§ What you are asked to do: Identify every line in the records below that contains the word "title", and copy each of those lines.

Element data from apps and pages
○ ○ ○ ○ ○

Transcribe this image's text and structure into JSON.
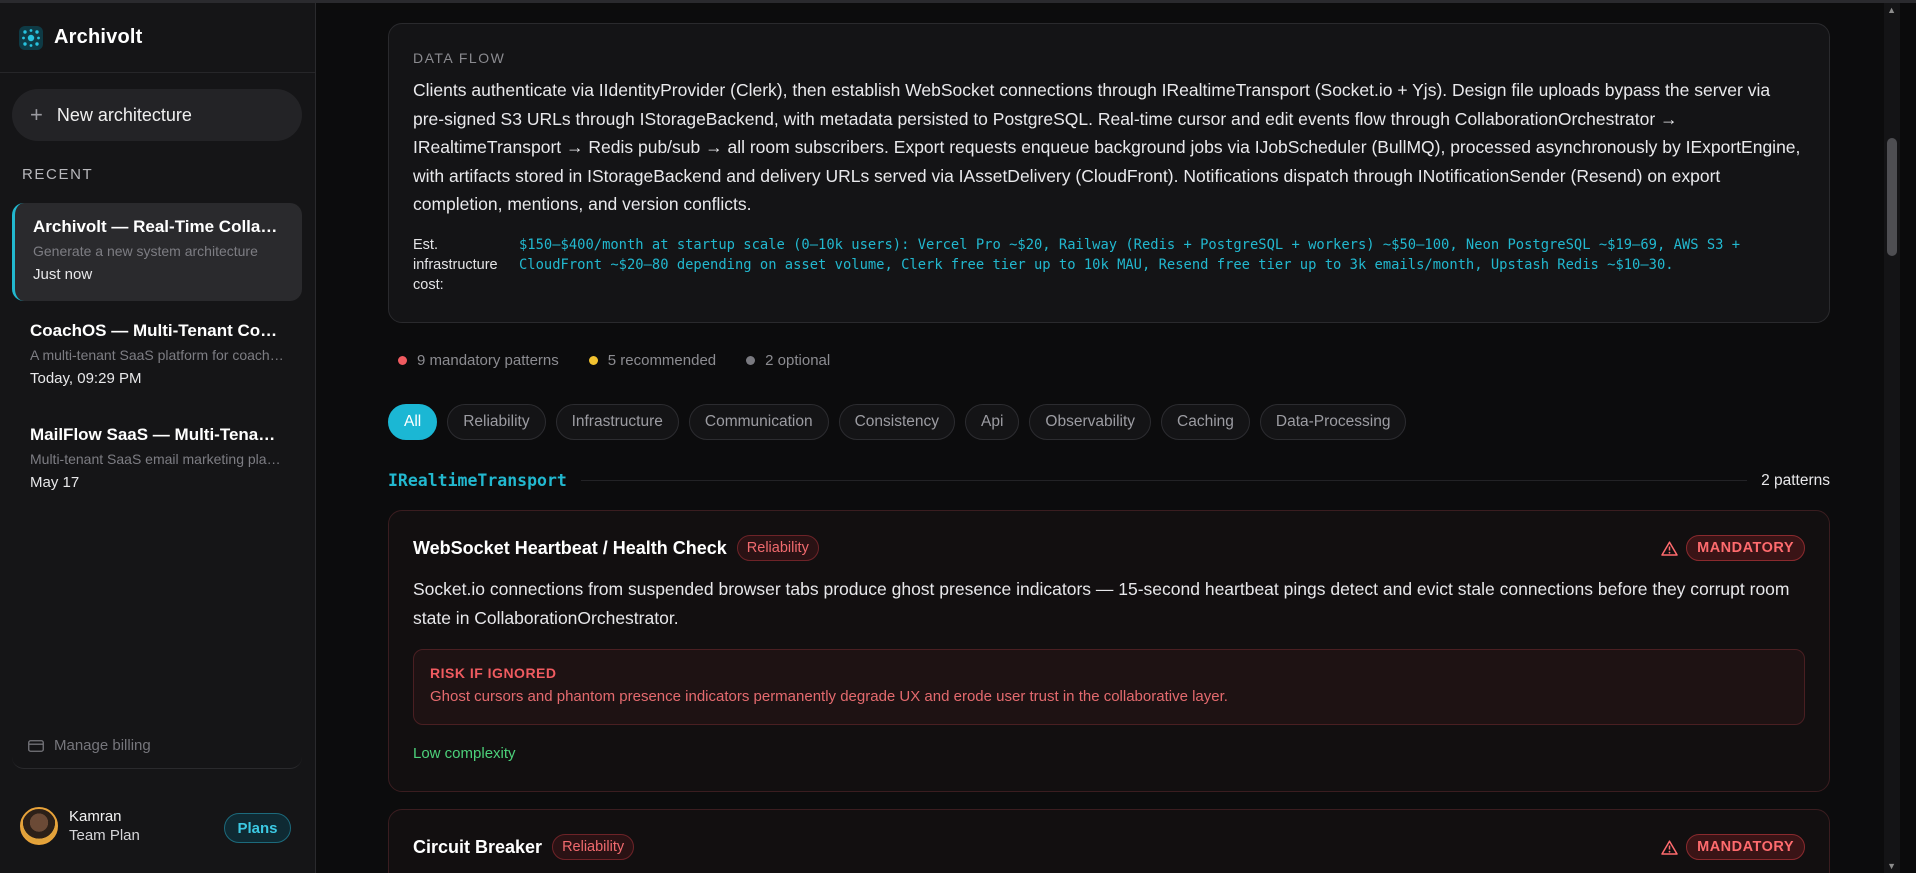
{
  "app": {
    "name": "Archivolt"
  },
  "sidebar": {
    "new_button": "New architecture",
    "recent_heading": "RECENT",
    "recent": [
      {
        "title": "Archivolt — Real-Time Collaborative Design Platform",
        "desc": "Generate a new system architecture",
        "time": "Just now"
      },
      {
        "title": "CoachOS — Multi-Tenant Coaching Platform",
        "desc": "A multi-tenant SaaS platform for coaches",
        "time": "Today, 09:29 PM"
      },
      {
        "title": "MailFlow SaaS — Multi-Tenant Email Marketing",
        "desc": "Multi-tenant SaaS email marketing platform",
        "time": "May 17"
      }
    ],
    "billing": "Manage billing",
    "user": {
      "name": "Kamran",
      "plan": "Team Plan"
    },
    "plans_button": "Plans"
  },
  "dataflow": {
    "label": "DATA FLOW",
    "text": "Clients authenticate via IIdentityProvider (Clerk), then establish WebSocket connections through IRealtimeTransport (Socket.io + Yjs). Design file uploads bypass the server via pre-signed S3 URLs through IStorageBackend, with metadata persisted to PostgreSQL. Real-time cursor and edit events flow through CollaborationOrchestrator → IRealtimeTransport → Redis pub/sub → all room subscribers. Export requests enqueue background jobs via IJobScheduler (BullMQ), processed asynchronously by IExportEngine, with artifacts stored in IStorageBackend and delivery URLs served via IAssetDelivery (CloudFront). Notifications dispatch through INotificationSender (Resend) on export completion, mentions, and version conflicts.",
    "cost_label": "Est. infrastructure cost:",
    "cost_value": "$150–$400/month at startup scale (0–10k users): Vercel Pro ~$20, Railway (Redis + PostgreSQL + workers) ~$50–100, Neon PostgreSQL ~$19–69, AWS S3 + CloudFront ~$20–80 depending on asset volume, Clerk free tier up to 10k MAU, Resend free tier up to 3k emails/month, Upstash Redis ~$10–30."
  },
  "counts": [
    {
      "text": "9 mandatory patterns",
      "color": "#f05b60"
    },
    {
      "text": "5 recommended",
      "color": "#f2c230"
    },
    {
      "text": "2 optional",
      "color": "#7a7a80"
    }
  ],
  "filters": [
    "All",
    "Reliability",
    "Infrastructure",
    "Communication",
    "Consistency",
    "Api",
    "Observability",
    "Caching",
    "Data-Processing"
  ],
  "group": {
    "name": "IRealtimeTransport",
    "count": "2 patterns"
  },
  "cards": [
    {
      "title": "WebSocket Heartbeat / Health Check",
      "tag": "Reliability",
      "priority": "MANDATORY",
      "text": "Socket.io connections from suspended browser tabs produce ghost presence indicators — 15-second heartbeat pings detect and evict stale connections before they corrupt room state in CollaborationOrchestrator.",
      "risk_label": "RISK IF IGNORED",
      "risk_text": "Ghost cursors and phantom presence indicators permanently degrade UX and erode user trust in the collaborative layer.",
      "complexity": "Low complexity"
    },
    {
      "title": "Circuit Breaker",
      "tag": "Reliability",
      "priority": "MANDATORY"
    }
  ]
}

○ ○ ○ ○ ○

§ The completed task:
        "title": "Archivolt — Real-Time Collaborative Design Platform",
        "title": "CoachOS — Multi-Tenant Coaching Platform",
        "title": "MailFlow SaaS — Multi-Tenant Email Marketing",
      "title": "WebSocket Heartbeat / Health Check",
      "title": "Circuit Breaker",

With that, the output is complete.